### WHAT YOU HAVE TO DO
Wherever the word "Debug" appears in the entries, copy the whole line.

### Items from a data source
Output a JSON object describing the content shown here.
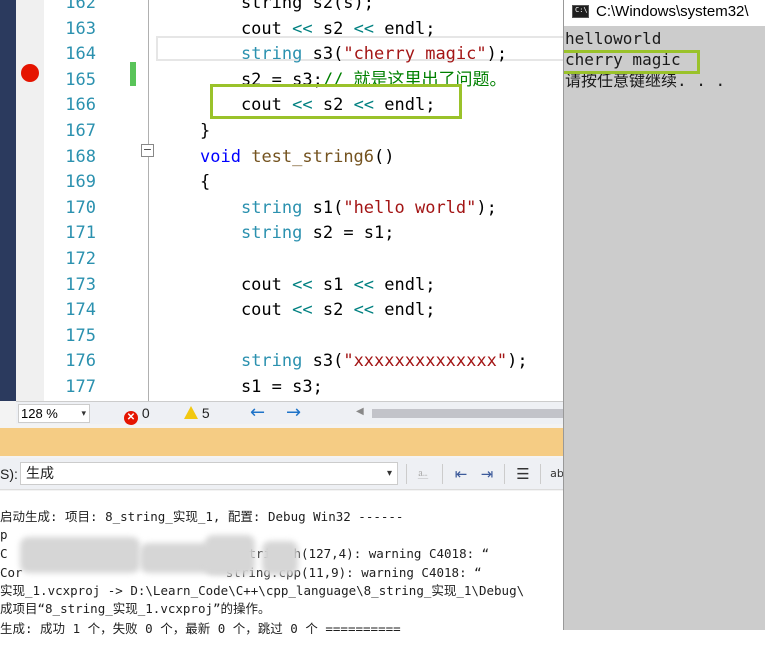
{
  "editor": {
    "line_numbers": [
      "162",
      "163",
      "164",
      "165",
      "166",
      "167",
      "168",
      "169",
      "170",
      "171",
      "172",
      "173",
      "174",
      "175",
      "176",
      "177"
    ],
    "lines": [
      [
        {
          "t": "    string s2(s);",
          "c": "cut"
        }
      ],
      [
        {
          "t": "    cout ",
          "c": ""
        },
        {
          "t": "<<",
          "c": "op"
        },
        {
          "t": " s2 ",
          "c": ""
        },
        {
          "t": "<<",
          "c": "op"
        },
        {
          "t": " endl;",
          "c": ""
        }
      ],
      [
        {
          "t": "    ",
          "c": ""
        },
        {
          "t": "string",
          "c": "ty"
        },
        {
          "t": " s3(",
          "c": ""
        },
        {
          "t": "\"cherry magic\"",
          "c": "st"
        },
        {
          "t": ");",
          "c": ""
        }
      ],
      [
        {
          "t": "    s2 = s3;",
          "c": ""
        },
        {
          "t": "// 就是这里出了问题。",
          "c": "cm"
        }
      ],
      [
        {
          "t": "    cout ",
          "c": ""
        },
        {
          "t": "<<",
          "c": "op"
        },
        {
          "t": " s2 ",
          "c": ""
        },
        {
          "t": "<<",
          "c": "op"
        },
        {
          "t": " endl;",
          "c": ""
        }
      ],
      [
        {
          "t": "}",
          "c": ""
        }
      ],
      [
        {
          "t": "void",
          "c": "kw"
        },
        {
          "t": " ",
          "c": ""
        },
        {
          "t": "test_string6",
          "c": "fn"
        },
        {
          "t": "()",
          "c": ""
        }
      ],
      [
        {
          "t": "{",
          "c": ""
        }
      ],
      [
        {
          "t": "    ",
          "c": ""
        },
        {
          "t": "string",
          "c": "ty"
        },
        {
          "t": " s1(",
          "c": ""
        },
        {
          "t": "\"hello world\"",
          "c": "st"
        },
        {
          "t": ");",
          "c": ""
        }
      ],
      [
        {
          "t": "    ",
          "c": ""
        },
        {
          "t": "string",
          "c": "ty"
        },
        {
          "t": " s2 = s1;",
          "c": ""
        }
      ],
      [
        {
          "t": "",
          "c": ""
        }
      ],
      [
        {
          "t": "    cout ",
          "c": ""
        },
        {
          "t": "<<",
          "c": "op"
        },
        {
          "t": " s1 ",
          "c": ""
        },
        {
          "t": "<<",
          "c": "op"
        },
        {
          "t": " endl;",
          "c": ""
        }
      ],
      [
        {
          "t": "    cout ",
          "c": ""
        },
        {
          "t": "<<",
          "c": "op"
        },
        {
          "t": " s2 ",
          "c": ""
        },
        {
          "t": "<<",
          "c": "op"
        },
        {
          "t": " endl;",
          "c": ""
        }
      ],
      [
        {
          "t": "",
          "c": ""
        }
      ],
      [
        {
          "t": "    ",
          "c": ""
        },
        {
          "t": "string",
          "c": "ty"
        },
        {
          "t": " s3(",
          "c": ""
        },
        {
          "t": "\"xxxxxxxxxxxxxx\"",
          "c": "st"
        },
        {
          "t": ");",
          "c": ""
        }
      ],
      [
        {
          "t": "    s1 = s3;",
          "c": ""
        }
      ]
    ],
    "breakpoint_line": "165",
    "fold_marker": "−",
    "status": {
      "zoom": "128 %",
      "zoom_dropdown": "▾",
      "errors": "0",
      "error_icon": "✕",
      "warnings": "5",
      "nav_back": "←",
      "nav_forward": "→",
      "scroll_left": "◀"
    }
  },
  "output": {
    "source_label": "S):",
    "source_value": "生成",
    "source_dropdown": "▾",
    "toolbar_icons": [
      "clear-icon",
      "find-prev-icon",
      "find-next-icon",
      "clear-all-icon",
      "word-wrap-icon"
    ],
    "lines": [
      "启动生成: 项目: 8_string_实现_1, 配置: Debug Win32 ------",
      "p",
      "C                          g   \\string.h(127,4): warning C4018: “",
      "Cor                           string.cpp(11,9): warning C4018: “",
      "实现_1.vcxproj -> D:\\Learn_Code\\C++\\cpp_language\\8_string_实现_1\\Debug\\",
      "成项目“8_string_实现_1.vcxproj”的操作。",
      "生成: 成功 1 个，失败 0 个，最新 0 个，跳过 0 个 =========="
    ]
  },
  "console": {
    "title": "C:\\Windows\\system32\\",
    "icon_text": "C:\\",
    "lines": [
      "helloworld",
      "cherry magic",
      "请按任意键继续. . ."
    ]
  },
  "colors": {
    "highlight_box": "#9ac22a",
    "breakpoint": "#e51400",
    "output_title_bar": "#f5cc84"
  }
}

### EXPECTED OUTPUT
      "启动生成: 项目: 8_string_实现_1, 配置: Debug Win32 ------",
      "实现_1.vcxproj -> D:\\Learn_Code\\C++\\cpp_language\\8_string_实现_1\\Debug\\",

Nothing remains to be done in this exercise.